On the third march, I was asked to help out with the organisation of it all – not as a serious planner, but as one of the crew who set up and looked after the portable toilets we used at each overnighting site – Oh the honour! The recognition!
So instead of walking all the way, I went in comparative luxury in a truck, and set up those dunnies each day… and then of course, the following morning, emptied them, dismantled them and set off to the next stopping point. It made a change from foot slogging all the way, and funnily enough I rather enjoyed being part of the organisation, no matter how humble my task happened to be.
I become a true resistance hero…
Inevitably my involvement in CND brought me into contact with some rather more active individuals, who felt strongly that whilst the marches and their attendant demonstrations were worth doing, more was needed to spread the good word. So at a certain point I was approached by a couple of guys who had a moderately powerful radio transmitter at their disposal – I never actually discovered who was behind them, but I formed the opinion it was the British Communist Party.
Anyhow, they asked me if I could get my hands on some sort of a van, and would be prepared to help them make illegal radio broadcasts from the van as I drove it around to avoid being located and caught by the cops.

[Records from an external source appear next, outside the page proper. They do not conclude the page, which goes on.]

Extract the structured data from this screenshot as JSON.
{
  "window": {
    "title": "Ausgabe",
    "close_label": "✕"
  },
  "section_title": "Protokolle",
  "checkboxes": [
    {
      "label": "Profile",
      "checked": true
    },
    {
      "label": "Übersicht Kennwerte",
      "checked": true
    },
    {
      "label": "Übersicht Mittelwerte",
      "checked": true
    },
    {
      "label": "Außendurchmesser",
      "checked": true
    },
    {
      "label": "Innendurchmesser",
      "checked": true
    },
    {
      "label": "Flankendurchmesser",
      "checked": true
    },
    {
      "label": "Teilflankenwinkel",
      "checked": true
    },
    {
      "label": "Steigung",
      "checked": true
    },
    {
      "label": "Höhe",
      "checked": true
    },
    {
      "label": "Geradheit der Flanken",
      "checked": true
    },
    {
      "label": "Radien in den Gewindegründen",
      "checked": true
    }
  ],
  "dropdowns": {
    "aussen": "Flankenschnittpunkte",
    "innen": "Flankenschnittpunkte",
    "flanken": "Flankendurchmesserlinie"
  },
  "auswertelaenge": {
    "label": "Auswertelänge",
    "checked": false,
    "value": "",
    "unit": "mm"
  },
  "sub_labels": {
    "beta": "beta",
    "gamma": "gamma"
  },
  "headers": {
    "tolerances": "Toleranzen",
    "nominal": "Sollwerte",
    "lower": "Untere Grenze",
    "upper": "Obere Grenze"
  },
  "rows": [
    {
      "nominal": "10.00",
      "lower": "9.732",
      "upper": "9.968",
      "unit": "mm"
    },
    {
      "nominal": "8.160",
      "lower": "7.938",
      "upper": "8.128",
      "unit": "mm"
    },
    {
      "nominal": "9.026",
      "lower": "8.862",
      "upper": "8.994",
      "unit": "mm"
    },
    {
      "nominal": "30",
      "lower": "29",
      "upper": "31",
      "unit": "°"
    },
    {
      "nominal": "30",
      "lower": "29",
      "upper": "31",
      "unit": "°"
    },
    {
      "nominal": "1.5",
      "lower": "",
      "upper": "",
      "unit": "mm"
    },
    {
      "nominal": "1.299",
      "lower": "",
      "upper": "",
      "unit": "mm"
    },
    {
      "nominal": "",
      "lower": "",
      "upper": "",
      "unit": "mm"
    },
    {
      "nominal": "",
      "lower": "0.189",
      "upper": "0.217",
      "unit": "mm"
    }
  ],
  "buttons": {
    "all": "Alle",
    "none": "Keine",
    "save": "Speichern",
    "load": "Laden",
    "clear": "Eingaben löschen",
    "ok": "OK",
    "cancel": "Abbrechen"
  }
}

This rather appealed to me, so I casually asked Russ (my dad) if I could borrow his Bedford Dormobile occasionally, to which he agreed, being a nice bloke. So I duly found myself driving around various London suburbs late at night, while the two guys sat in the back and broadcast prepared tapes on the TV channel (In those days TV stopped broadcasting at about 11 pm).
Obviously I never actually heard what we were broadcasting, but they assured me it was messages about banning nuclear weapons. Not that I can imagine anyone ever listened to whatever it was we were broadcasting to be honest.
But I felt like a real resistance worker doing this.
Share with us:
Were you involved in the early days of CND or the Committee of 100? If so, do write about your memories of those far off days….